"Flats" Start a Revolution

By the early 1940's the saddle-shoe wearers had grown to maturity. When a few manufacturers put out flat shoes as a novelty, these young women bought them all up and wanted more. The shoe industry predicted that the vogue for "flats" was a fad and would not last. They were wrong. A shoe merchant went over his records with me. In 1953 he sold sixty per cent "flats" of all shoes sold, and his was a high-fashion shoe store. In 1940 only five per cent of his total sales had been in "flats." In cheaper shoe stores the percentages were much higher. A revolution was taking place in women's footwear. The old-line manufacturers who could not change with the tide were swept out of business. Within a scant decade, women ceased being near-cripples and were on the way to normal feet once again.

Today, women's shoe styles are becoming more functional. The modern young woman does not wear pointed, high-heeled shoes constantly, as her grandmother did. She wears broad-toed casuals to neighborhood stores, perhaps thong sandals in the summer, and even slipper socks around the house in the winter.

A Lesson to Be Learned

How different it was when I first began my chiropody practice in 1933. Husbands used to bring their wives to my office complaining that the women were crippling their feet. The wives would explain that they could not go out in the street in flat-heeled shoes because it was unstylish-they would rather suffer pain than be comfortable. Whenever the subject of women's styles in footwear came up, people would throw up their hands in horror and say, "That's one subject you can't talk about reasonably with a woman." In the 1960's the situation is almost reversed. Wives now bring their husbands into my office and,, complain, "If only my husband would wear lighter shoes with broader toes, he would have less foot trouble."
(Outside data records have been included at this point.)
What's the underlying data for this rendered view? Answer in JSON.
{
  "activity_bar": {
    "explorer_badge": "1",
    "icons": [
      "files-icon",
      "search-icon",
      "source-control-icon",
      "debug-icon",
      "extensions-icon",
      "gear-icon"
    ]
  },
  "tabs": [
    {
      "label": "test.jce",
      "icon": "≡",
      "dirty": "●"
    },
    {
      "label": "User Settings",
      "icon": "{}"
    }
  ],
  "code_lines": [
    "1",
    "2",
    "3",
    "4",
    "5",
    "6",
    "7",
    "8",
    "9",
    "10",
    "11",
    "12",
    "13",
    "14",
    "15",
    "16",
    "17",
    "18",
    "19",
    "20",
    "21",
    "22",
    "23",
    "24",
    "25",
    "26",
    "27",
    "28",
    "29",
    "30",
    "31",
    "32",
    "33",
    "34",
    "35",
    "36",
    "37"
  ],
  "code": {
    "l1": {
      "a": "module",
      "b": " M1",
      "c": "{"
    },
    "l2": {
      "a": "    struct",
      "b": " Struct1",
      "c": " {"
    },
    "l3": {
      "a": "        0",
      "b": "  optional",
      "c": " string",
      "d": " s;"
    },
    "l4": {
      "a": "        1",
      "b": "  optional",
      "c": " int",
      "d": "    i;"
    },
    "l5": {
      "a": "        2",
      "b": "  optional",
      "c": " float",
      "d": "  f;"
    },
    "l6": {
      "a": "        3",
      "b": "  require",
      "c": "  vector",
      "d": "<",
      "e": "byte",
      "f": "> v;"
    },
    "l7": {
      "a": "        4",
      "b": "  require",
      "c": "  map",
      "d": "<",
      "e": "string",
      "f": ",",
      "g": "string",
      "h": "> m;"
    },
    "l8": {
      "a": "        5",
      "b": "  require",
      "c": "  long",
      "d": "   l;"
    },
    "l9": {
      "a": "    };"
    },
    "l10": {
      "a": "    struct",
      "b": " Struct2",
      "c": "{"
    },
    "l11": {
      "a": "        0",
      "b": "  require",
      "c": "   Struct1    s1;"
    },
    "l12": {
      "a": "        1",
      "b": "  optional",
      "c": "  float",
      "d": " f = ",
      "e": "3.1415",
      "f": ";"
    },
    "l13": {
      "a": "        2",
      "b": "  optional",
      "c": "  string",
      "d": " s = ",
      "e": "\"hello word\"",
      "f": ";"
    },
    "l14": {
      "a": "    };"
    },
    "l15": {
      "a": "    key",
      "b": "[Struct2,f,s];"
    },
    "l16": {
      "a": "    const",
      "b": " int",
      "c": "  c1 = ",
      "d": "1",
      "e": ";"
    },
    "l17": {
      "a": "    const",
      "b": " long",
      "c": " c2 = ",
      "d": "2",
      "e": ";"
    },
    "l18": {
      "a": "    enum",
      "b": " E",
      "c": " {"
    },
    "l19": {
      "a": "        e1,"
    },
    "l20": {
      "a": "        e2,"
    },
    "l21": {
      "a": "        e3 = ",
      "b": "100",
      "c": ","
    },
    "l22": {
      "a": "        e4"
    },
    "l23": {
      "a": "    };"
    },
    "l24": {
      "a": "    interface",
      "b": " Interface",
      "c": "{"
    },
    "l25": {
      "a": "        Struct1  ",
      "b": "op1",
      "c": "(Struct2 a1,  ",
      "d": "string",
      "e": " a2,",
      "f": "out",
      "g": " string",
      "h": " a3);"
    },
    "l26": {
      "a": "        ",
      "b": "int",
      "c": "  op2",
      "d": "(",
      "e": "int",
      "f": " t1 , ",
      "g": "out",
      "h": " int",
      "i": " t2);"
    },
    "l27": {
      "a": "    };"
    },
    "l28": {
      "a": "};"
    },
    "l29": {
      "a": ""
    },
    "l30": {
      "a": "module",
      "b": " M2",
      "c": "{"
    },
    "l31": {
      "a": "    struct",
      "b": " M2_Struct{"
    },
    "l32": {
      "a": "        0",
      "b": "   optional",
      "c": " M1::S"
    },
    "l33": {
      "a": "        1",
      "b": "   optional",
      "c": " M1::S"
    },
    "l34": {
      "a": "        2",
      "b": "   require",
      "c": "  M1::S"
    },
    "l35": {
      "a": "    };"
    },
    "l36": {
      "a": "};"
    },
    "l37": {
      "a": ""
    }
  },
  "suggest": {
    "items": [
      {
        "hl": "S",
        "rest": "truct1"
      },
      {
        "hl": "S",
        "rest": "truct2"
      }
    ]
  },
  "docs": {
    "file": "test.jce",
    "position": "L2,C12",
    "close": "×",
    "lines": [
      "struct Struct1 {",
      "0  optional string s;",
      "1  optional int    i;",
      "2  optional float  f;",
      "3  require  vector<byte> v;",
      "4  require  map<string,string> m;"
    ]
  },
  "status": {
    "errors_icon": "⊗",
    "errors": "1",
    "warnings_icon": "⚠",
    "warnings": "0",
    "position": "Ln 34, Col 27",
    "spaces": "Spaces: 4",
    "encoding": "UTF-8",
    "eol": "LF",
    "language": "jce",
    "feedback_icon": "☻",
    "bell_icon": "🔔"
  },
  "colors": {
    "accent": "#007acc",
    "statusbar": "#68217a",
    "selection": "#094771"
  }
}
If a lesson about foot trouble can be learned from history, it is that we are at the mercy of the latest shoe styles. We should take warning from it, for now, just when we have returned to more sane footwear, high fashion has dictated a return to the pointed-toed shoes of fifty years ago. Style conscious women have demanded these shoes for themselves and, more important, are now demanding this style for their children as well. As a result, the bunions and compressed toes of our grandparents are again being formed in children's feet.

How Shoes Cripple Our Feet


The Shoe Industry and Foot Health